Word for word, and without a single picture, repeat the entries.

::::::::

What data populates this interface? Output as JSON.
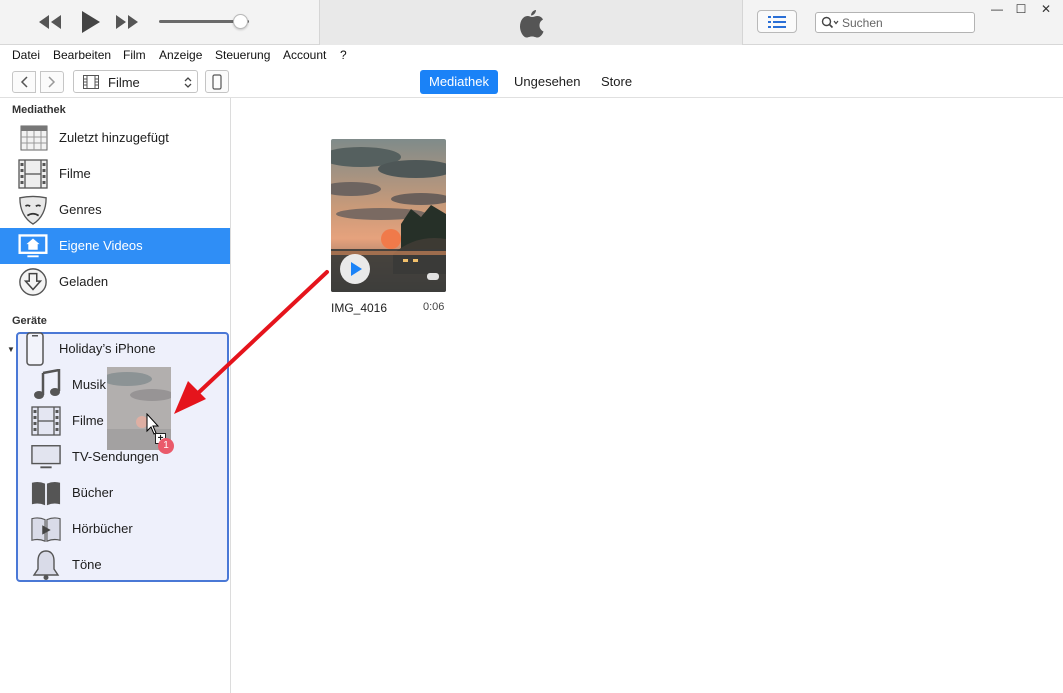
{
  "window": {
    "minimize_glyph": "—",
    "maximize_glyph": "☐",
    "close_glyph": "✕"
  },
  "player": {
    "volume_level": 0.9,
    "search_placeholder": "Suchen"
  },
  "menubar": [
    "Datei",
    "Bearbeiten",
    "Film",
    "Anzeige",
    "Steuerung",
    "Account",
    "?"
  ],
  "nav": {
    "media_kind": "Filme",
    "tabs": [
      "Mediathek",
      "Ungesehen",
      "Store"
    ],
    "active_tab": "Mediathek"
  },
  "sidebar": {
    "library_title": "Mediathek",
    "library_items": [
      {
        "label": "Zuletzt hinzugefügt",
        "icon": "calendar-grid-icon"
      },
      {
        "label": "Filme",
        "icon": "film-strip-icon"
      },
      {
        "label": "Genres",
        "icon": "theater-masks-icon"
      },
      {
        "label": "Eigene Videos",
        "icon": "home-video-icon",
        "selected": true
      },
      {
        "label": "Geladen",
        "icon": "download-circle-icon"
      }
    ],
    "devices_title": "Geräte",
    "device_name": "Holiday’s iPhone",
    "device_items": [
      {
        "label": "Musik",
        "icon": "music-note-icon"
      },
      {
        "label": "Filme",
        "icon": "film-strip-icon"
      },
      {
        "label": "TV-Sendungen",
        "icon": "tv-icon"
      },
      {
        "label": "Bücher",
        "icon": "book-icon"
      },
      {
        "label": "Hörbücher",
        "icon": "audiobook-icon"
      },
      {
        "label": "Töne",
        "icon": "bell-icon"
      }
    ]
  },
  "content": {
    "video": {
      "title": "IMG_4016",
      "duration": "0:06"
    }
  },
  "drag": {
    "count": "1",
    "plus": "+"
  },
  "colors": {
    "accent": "#1a82f7",
    "selected_row": "#2f8ef6",
    "device_box_border": "#4a78d6",
    "arrow": "#e5141c"
  }
}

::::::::

* Response to the exercise
What data populates this interface? Output as JSON.
{
  "window": {
    "minimize_glyph": "—",
    "maximize_glyph": "☐",
    "close_glyph": "✕"
  },
  "player": {
    "volume_level": 0.9,
    "search_placeholder": "Suchen"
  },
  "menubar": [
    "Datei",
    "Bearbeiten",
    "Film",
    "Anzeige",
    "Steuerung",
    "Account",
    "?"
  ],
  "nav": {
    "media_kind": "Filme",
    "tabs": [
      "Mediathek",
      "Ungesehen",
      "Store"
    ],
    "active_tab": "Mediathek"
  },
  "sidebar": {
    "library_title": "Mediathek",
    "library_items": [
      {
        "label": "Zuletzt hinzugefügt",
        "icon": "calendar-grid-icon"
      },
      {
        "label": "Filme",
        "icon": "film-strip-icon"
      },
      {
        "label": "Genres",
        "icon": "theater-masks-icon"
      },
      {
        "label": "Eigene Videos",
        "icon": "home-video-icon",
        "selected": true
      },
      {
        "label": "Geladen",
        "icon": "download-circle-icon"
      }
    ],
    "devices_title": "Geräte",
    "device_name": "Holiday’s iPhone",
    "device_items": [
      {
        "label": "Musik",
        "icon": "music-note-icon"
      },
      {
        "label": "Filme",
        "icon": "film-strip-icon"
      },
      {
        "label": "TV-Sendungen",
        "icon": "tv-icon"
      },
      {
        "label": "Bücher",
        "icon": "book-icon"
      },
      {
        "label": "Hörbücher",
        "icon": "audiobook-icon"
      },
      {
        "label": "Töne",
        "icon": "bell-icon"
      }
    ]
  },
  "content": {
    "video": {
      "title": "IMG_4016",
      "duration": "0:06"
    }
  },
  "drag": {
    "count": "1",
    "plus": "+"
  },
  "colors": {
    "accent": "#1a82f7",
    "selected_row": "#2f8ef6",
    "device_box_border": "#4a78d6",
    "arrow": "#e5141c"
  }
}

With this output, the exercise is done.